* [Work item]
Each line of the listing below containing the word "plywood" should be returned.

* [Material to process]
※
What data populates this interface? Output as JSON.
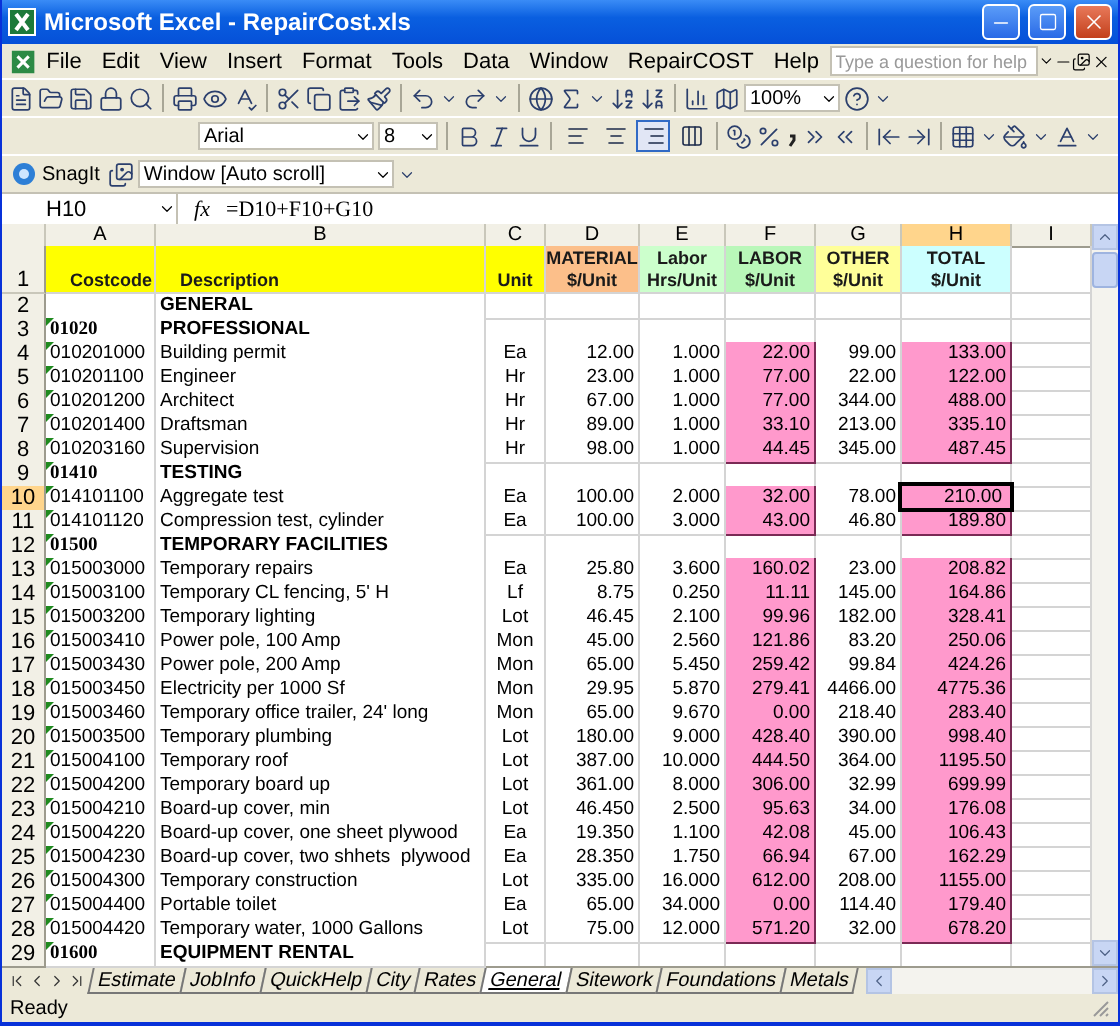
{
  "window": {
    "title": "Microsoft Excel - RepairCost.xls"
  },
  "menu": [
    "File",
    "Edit",
    "View",
    "Insert",
    "Format",
    "Tools",
    "Data",
    "Window",
    "RepairCOST",
    "Help"
  ],
  "help_search": {
    "placeholder": "Type a question for help"
  },
  "standard_toolbar": {
    "zoom": "100%"
  },
  "formatting": {
    "font": "Arial",
    "size": "8",
    "alignment_buttons": [
      {
        "selected": false
      },
      {
        "selected": false
      },
      {
        "selected": true
      },
      {
        "selected": false
      }
    ]
  },
  "snagit": {
    "button": "SnagIt",
    "dropdown": "Window [Auto scroll]"
  },
  "formula_bar": {
    "name_box": "H10",
    "fx": "fx",
    "formula": "=D10+F10+G10"
  },
  "columns": [
    {
      "label": "A",
      "selected": false
    },
    {
      "label": "B",
      "selected": false
    },
    {
      "label": "C",
      "selected": false
    },
    {
      "label": "D",
      "selected": false
    },
    {
      "label": "E",
      "selected": false
    },
    {
      "label": "F",
      "selected": false
    },
    {
      "label": "G",
      "selected": false
    },
    {
      "label": "H",
      "selected": true
    },
    {
      "label": "I",
      "selected": false
    }
  ],
  "rows": [
    {
      "number": "1",
      "selected": false,
      "kind": "header",
      "cells": [
        {
          "lines": [
            "Costcode"
          ],
          "color": "#ffff00"
        },
        {
          "lines": [
            "Description"
          ],
          "color": "#ffff00"
        },
        {
          "lines": [
            "Unit"
          ],
          "color": "#ffff00"
        },
        {
          "lines": [
            "MATERIAL",
            "$/Unit"
          ],
          "color": "#fcbf8a"
        },
        {
          "lines": [
            "Labor",
            "Hrs/Unit"
          ],
          "color": "#ccffcc"
        },
        {
          "lines": [
            "LABOR",
            "$/Unit"
          ],
          "color": "#b9f7b9"
        },
        {
          "lines": [
            "OTHER",
            "$/Unit"
          ],
          "color": "#ffff99"
        },
        {
          "lines": [
            "TOTAL",
            "$/Unit"
          ],
          "color": "#ccffff"
        }
      ]
    },
    {
      "number": "2",
      "selected": false,
      "kind": "section",
      "cells": [
        "",
        "GENERAL"
      ]
    },
    {
      "number": "3",
      "selected": false,
      "kind": "section",
      "cells": [
        "01020",
        "PROFESSIONAL"
      ]
    },
    {
      "number": "4",
      "selected": false,
      "kind": "item",
      "cells": [
        "010201000",
        "Building permit",
        "Ea",
        "12.00",
        "1.000",
        "22.00",
        "99.00",
        "133.00"
      ]
    },
    {
      "number": "5",
      "selected": false,
      "kind": "item",
      "cells": [
        "010201100",
        "Engineer",
        "Hr",
        "23.00",
        "1.000",
        "77.00",
        "22.00",
        "122.00"
      ]
    },
    {
      "number": "6",
      "selected": false,
      "kind": "item",
      "cells": [
        "010201200",
        "Architect",
        "Hr",
        "67.00",
        "1.000",
        "77.00",
        "344.00",
        "488.00"
      ]
    },
    {
      "number": "7",
      "selected": false,
      "kind": "item",
      "cells": [
        "010201400",
        "Draftsman",
        "Hr",
        "89.00",
        "1.000",
        "33.10",
        "213.00",
        "335.10"
      ]
    },
    {
      "number": "8",
      "selected": false,
      "kind": "item",
      "cells": [
        "010203160",
        "Supervision",
        "Hr",
        "98.00",
        "1.000",
        "44.45",
        "345.00",
        "487.45"
      ]
    },
    {
      "number": "9",
      "selected": false,
      "kind": "section",
      "cells": [
        "01410",
        "TESTING"
      ]
    },
    {
      "number": "10",
      "selected": true,
      "kind": "item",
      "cells": [
        "014101100",
        "Aggregate test",
        "Ea",
        "100.00",
        "2.000",
        "32.00",
        "78.00",
        "210.00"
      ]
    },
    {
      "number": "11",
      "selected": false,
      "kind": "item",
      "cells": [
        "014101120",
        "Compression test, cylinder",
        "Ea",
        "100.00",
        "3.000",
        "43.00",
        "46.80",
        "189.80"
      ]
    },
    {
      "number": "12",
      "selected": false,
      "kind": "section",
      "cells": [
        "01500",
        "TEMPORARY FACILITIES"
      ]
    },
    {
      "number": "13",
      "selected": false,
      "kind": "item",
      "cells": [
        "015003000",
        "Temporary repairs",
        "Ea",
        "25.80",
        "3.600",
        "160.02",
        "23.00",
        "208.82"
      ]
    },
    {
      "number": "14",
      "selected": false,
      "kind": "item",
      "cells": [
        "015003100",
        "Temporary CL fencing, 5' H",
        "Lf",
        "8.75",
        "0.250",
        "11.11",
        "145.00",
        "164.86"
      ]
    },
    {
      "number": "15",
      "selected": false,
      "kind": "item",
      "cells": [
        "015003200",
        "Temporary lighting",
        "Lot",
        "46.45",
        "2.100",
        "99.96",
        "182.00",
        "328.41"
      ]
    },
    {
      "number": "16",
      "selected": false,
      "kind": "item",
      "cells": [
        "015003410",
        "Power pole, 100 Amp",
        "Mon",
        "45.00",
        "2.560",
        "121.86",
        "83.20",
        "250.06"
      ]
    },
    {
      "number": "17",
      "selected": false,
      "kind": "item",
      "cells": [
        "015003430",
        "Power pole, 200 Amp",
        "Mon",
        "65.00",
        "5.450",
        "259.42",
        "99.84",
        "424.26"
      ]
    },
    {
      "number": "18",
      "selected": false,
      "kind": "item",
      "cells": [
        "015003450",
        "Electricity per 1000 Sf",
        "Mon",
        "29.95",
        "5.870",
        "279.41",
        "4466.00",
        "4775.36"
      ]
    },
    {
      "number": "19",
      "selected": false,
      "kind": "item",
      "cells": [
        "015003460",
        "Temporary office trailer, 24' long",
        "Mon",
        "65.00",
        "9.670",
        "0.00",
        "218.40",
        "283.40"
      ]
    },
    {
      "number": "20",
      "selected": false,
      "kind": "item",
      "cells": [
        "015003500",
        "Temporary plumbing",
        "Lot",
        "180.00",
        "9.000",
        "428.40",
        "390.00",
        "998.40"
      ]
    },
    {
      "number": "21",
      "selected": false,
      "kind": "item",
      "cells": [
        "015004100",
        "Temporary roof",
        "Lot",
        "387.00",
        "10.000",
        "444.50",
        "364.00",
        "1195.50"
      ]
    },
    {
      "number": "22",
      "selected": false,
      "kind": "item",
      "cells": [
        "015004200",
        "Temporary board up",
        "Lot",
        "361.00",
        "8.000",
        "306.00",
        "32.99",
        "699.99"
      ]
    },
    {
      "number": "23",
      "selected": false,
      "kind": "item",
      "cells": [
        "015004210",
        "Board-up cover, min",
        "Lot",
        "46.450",
        "2.500",
        "95.63",
        "34.00",
        "176.08"
      ]
    },
    {
      "number": "24",
      "selected": false,
      "kind": "item",
      "cells": [
        "015004220",
        "Board-up cover, one sheet plywood",
        "Ea",
        "19.350",
        "1.100",
        "42.08",
        "45.00",
        "106.43"
      ]
    },
    {
      "number": "25",
      "selected": false,
      "kind": "item",
      "cells": [
        "015004230",
        "Board-up cover, two shhets  plywood",
        "Ea",
        "28.350",
        "1.750",
        "66.94",
        "67.00",
        "162.29"
      ]
    },
    {
      "number": "26",
      "selected": false,
      "kind": "item",
      "cells": [
        "015004300",
        "Temporary construction",
        "Lot",
        "335.00",
        "16.000",
        "612.00",
        "208.00",
        "1155.00"
      ]
    },
    {
      "number": "27",
      "selected": false,
      "kind": "item",
      "cells": [
        "015004400",
        "Portable toilet",
        "Ea",
        "65.00",
        "34.000",
        "0.00",
        "114.40",
        "179.40"
      ]
    },
    {
      "number": "28",
      "selected": false,
      "kind": "item",
      "cells": [
        "015004420",
        "Temporary water, 1000 Gallons",
        "Lot",
        "75.00",
        "12.000",
        "571.20",
        "32.00",
        "678.20"
      ]
    },
    {
      "number": "29",
      "selected": false,
      "kind": "section",
      "cells": [
        "01600",
        "EQUIPMENT RENTAL"
      ]
    }
  ],
  "sheet_tabs": [
    {
      "label": "Estimate",
      "selected": false
    },
    {
      "label": "JobInfo",
      "selected": false
    },
    {
      "label": "QuickHelp",
      "selected": false
    },
    {
      "label": "City",
      "selected": false
    },
    {
      "label": "Rates",
      "selected": false
    },
    {
      "label": "General",
      "selected": true
    },
    {
      "label": "Sitework",
      "selected": false
    },
    {
      "label": "Foundations",
      "selected": false
    },
    {
      "label": "Metals",
      "selected": false
    }
  ],
  "status_bar": {
    "text": "Ready"
  }
}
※
* [Solved problem]
        "Board-up cover, one sheet plywood",
        "Board-up cover, two shhets  plywood",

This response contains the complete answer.